Roc Nation Latin will focus on developing and cultivating Latin artists in all aspects of their careers, both in the U.S. and globally. Santos’ longtime manager, Johnny Marines, has been named president.
In addition, the deal, inked June 8 in Roc Nation’s New York offices, makes Santos an exclusive management client of Roc Nation, co-managed with Marines.
Santos’ current recording deal with Sony will not be affected.
For Santos, an artist who has long operated with a small team of people who are very close to him, the opportunity to manage and be managed was particularly enticing.
“I’m not taking for granted being managed by Roc Nation,” he told Billboard. “They have a lot of relations. They have a certain reach that I clearly could benefit from. And dealing with Jay Z, who is an artist himself, that’s great. I’ve always idolized Jay. We both come from the ‘hood, and he gets it. So that was definitely also fundamental. But I’m really excited about giving back. This is my way of giving back.”
On its end, Roc Nation has been eyeing the Latin market for a while. In March, the company signed reggaeton star Yandel for an exclusive management deal. But scoring Santos, the top-selling Latin artist of the past five years and a top touring act who sold out two Yankee Stadium shows, is a huge coup, more so considering how private Santos is about his business.
“This is a tremendous step for Roc Nation,” Jay Z said in a statement. “We recognize there is a huge Latin market that is part of global culture. We’re proud and ready to enter into true partnership with an individual that intimately lives and knows that culture.”

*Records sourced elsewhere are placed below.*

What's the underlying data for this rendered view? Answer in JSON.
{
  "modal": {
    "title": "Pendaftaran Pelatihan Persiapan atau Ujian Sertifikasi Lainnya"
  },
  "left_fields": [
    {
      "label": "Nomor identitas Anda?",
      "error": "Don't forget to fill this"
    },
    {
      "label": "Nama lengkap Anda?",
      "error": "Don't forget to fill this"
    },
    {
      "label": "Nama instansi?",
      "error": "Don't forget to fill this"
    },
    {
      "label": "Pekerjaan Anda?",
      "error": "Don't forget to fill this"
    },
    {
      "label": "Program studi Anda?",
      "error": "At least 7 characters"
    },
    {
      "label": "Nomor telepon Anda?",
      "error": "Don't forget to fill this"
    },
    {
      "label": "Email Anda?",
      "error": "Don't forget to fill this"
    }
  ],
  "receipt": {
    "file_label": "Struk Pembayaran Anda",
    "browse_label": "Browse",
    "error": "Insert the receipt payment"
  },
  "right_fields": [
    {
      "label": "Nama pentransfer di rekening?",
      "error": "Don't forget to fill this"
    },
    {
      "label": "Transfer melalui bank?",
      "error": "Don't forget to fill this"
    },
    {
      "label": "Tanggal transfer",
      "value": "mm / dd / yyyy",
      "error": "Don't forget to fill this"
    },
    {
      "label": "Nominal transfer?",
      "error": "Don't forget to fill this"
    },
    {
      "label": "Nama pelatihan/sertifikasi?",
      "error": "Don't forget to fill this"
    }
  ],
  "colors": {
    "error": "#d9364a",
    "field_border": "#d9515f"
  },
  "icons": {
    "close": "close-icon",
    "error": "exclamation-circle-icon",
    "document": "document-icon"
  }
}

The conversation between Jay Z and Santos has been going for nearly four years. But when Santos was first approached, “I had a lot going on,” he said. “I’m not superstitious, but I think the time is now. When they came to us with the whole CEO proposal, I said, ‘This is a win-win situation.’ I always visualized myself in that position, and the way it was presented to me, I couldn’t say no.”
Santos, born and raised in the Bronx and fully bilingual, has long prided himself in the fact that he records predominantly in Spanish (he has never recorded an English-only track) and has achieved superstardom by singing an evolution of bachata, the traditional music of the Dominican Republic.
The strategy has made him Billboard’s Top Latin Artist in 2014 and 2015 and a global sensation who can sell out arenas from the U.S. to Argentina.
Santos’ philosophy is not slated to change, says Marines, but the Roc Nation association is meant to expand his range of action, specifically in areas like endorsements, where he’s been underrepresented.
“We think right now is the right time to partner with a company like Roc Nation that really has a lot of experience and really understands a guy like Romeo who is a superstar and resonates globally regardless of language,” says Marines.
Going beyond management and actually having the opportunity to lead an entire division was the cherry on the cake.
“This sends the message that Romeo and I, together with Roc Nation, are serious about helping the Latin music industry grow,” said Marines.
“I’m super hungry,” adds Santos. “I know what it takes to build a brand.”